How Our Relationships With Our Mothers Change Over Time
We’ll never have a relationship in our lives as complex as the one we have with our mothers.
We know we owe our moms so much. They raised us, for God’s sake. They are the reason we know what we know.
But, at the same time, no one knows how to push our buttons the way our moms do. They know us, inside and out, and they know how to cut to our core with a combination of guilt and annoyance.
A complex relationship like this can’t stay static over time; it’s ever changing and evolving over the course of our lives.
As we grow up and slowly figure out who we are, we meet new people and watch others fall out of touch. Our moms are the constants in that journey. But that relationship does have to change accordingly.
At first, she’s our caregiver.
In the first decade-plus of our lives, our moms are the ones that make accomplishing anything possible.
But it’s more than just the food, shelter, money and transportation they provide. It’s about the lessons they are teaching us. Walking, tying our shoes, riding a bike, reading: these are all basic life skills we wouldn’t have learned without our moms.
We literally owe everything we know to our moms at this point.
Then, our adversary.
When we’re teens, our hormones are raging inside of us. We’re stuck between wanting to be the child that our mothers took care of, and the independent woman that they, themselves, are.
As a result, we feel like we’re constantly at battle with our moms at this point in our lives.
Why won’t they let us wear what we want? Why won’t they let us hang out with who we want? Why won’t they let us go to those parties and stay out as late as we want?
Their rules are born of their natural worry for our well-being, but it doesn’t feel that way. It just feels like unnecessary boundaries, and they’re holding us back from making our own mistakes.
Then, our reluctant consciences.
What starts as a set of rules we don’t want to follow will become guiding principles that are always in our heads, whether we want them there or not.
We will think about all those times they discouraged us from doing something, or the advice they gave us when we encountered problems with our friends.
We will try very hard to ignore our moms’ voices, especially that unavoidable and annoying “I told you so” that will come up if something goes awry when we ignore it.
And when we start giving the type of advice to our friends that our mom would give, that will scare the crap out of us. Are we turning into our moms already?
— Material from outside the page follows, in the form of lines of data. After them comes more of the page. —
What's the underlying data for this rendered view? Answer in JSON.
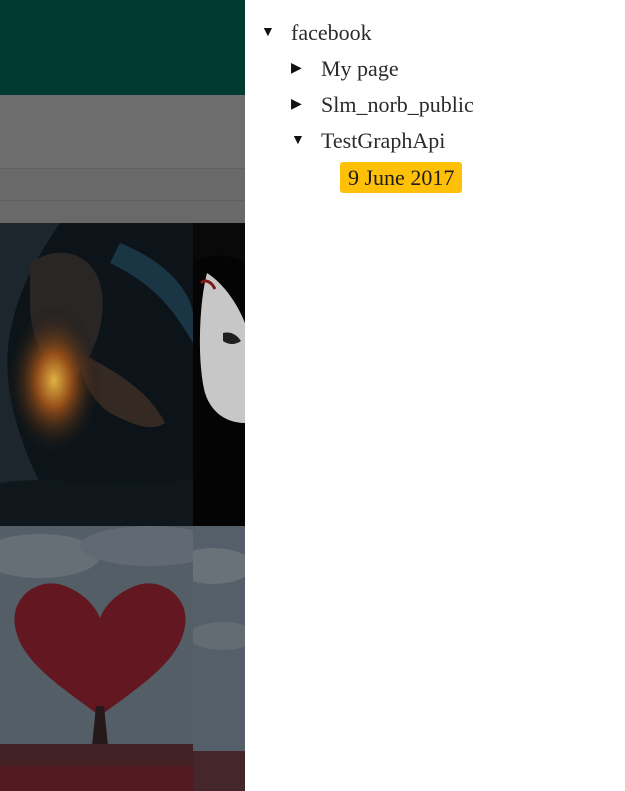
{
  "background_app": {
    "header_color": "#003f36",
    "tiles": [
      {
        "name": "dark-figure-photo"
      },
      {
        "name": "portrait-photo"
      },
      {
        "name": "heart-tree-photo"
      },
      {
        "name": "sky-photo"
      }
    ]
  },
  "tree": {
    "root": {
      "label": "facebook",
      "expanded": true,
      "toggle_icon": "triangle-down-icon"
    },
    "children": [
      {
        "label": "My page",
        "expanded": false,
        "toggle_icon": "triangle-right-icon"
      },
      {
        "label": "Slm_norb_public",
        "expanded": false,
        "toggle_icon": "triangle-right-icon"
      },
      {
        "label": "TestGraphApi",
        "expanded": true,
        "toggle_icon": "triangle-down-icon",
        "children": [
          {
            "label": "9 June 2017",
            "selected": true
          }
        ]
      }
    ],
    "selected_color": "#ffc107"
  }
}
We’ll naturally want to rebel against that. We won’t be ready to turn into our mothers. But then we will finally need to accept that it’s inevitable.
Finally, our moms will become our friends.
It sounds insane; it doesn’t seem like it’s possible. But there will be a certain point in our lives where our moms will become our friends.
Eventually, when we’re starting to find some semblance of independence, we will start to find common ground with our moms over more than just our shared history and familial ties.
We will be able to bond with our moms over what it’s like to be a female in a mostly male-dominated world. As we get into more serious relationships, we will bond with our moms about how our significant others continue to be dumb and annoy us even when we love them.
Make no mistake, they will still push our buttons. They will still have the power to make us feel like crap, just like any of our other friends can. They’ll still know how to cut deeper than anyone else in our lives.
That doesn’t change the fact that our relationship with our mothers is one of the most important relationships we’ll ever have. And it’s one of the only relationships that is strong enough to withstand the ups and downs of tumultuous change.
If you want to watch some VERY complicated relationships, then don’t miss the fall premiere of MTV’s “Finding Carter”. This season, being related doesn’t mean you’re family. Catch new episodes every Tuesday night starting tonight at 10/9c on MTV.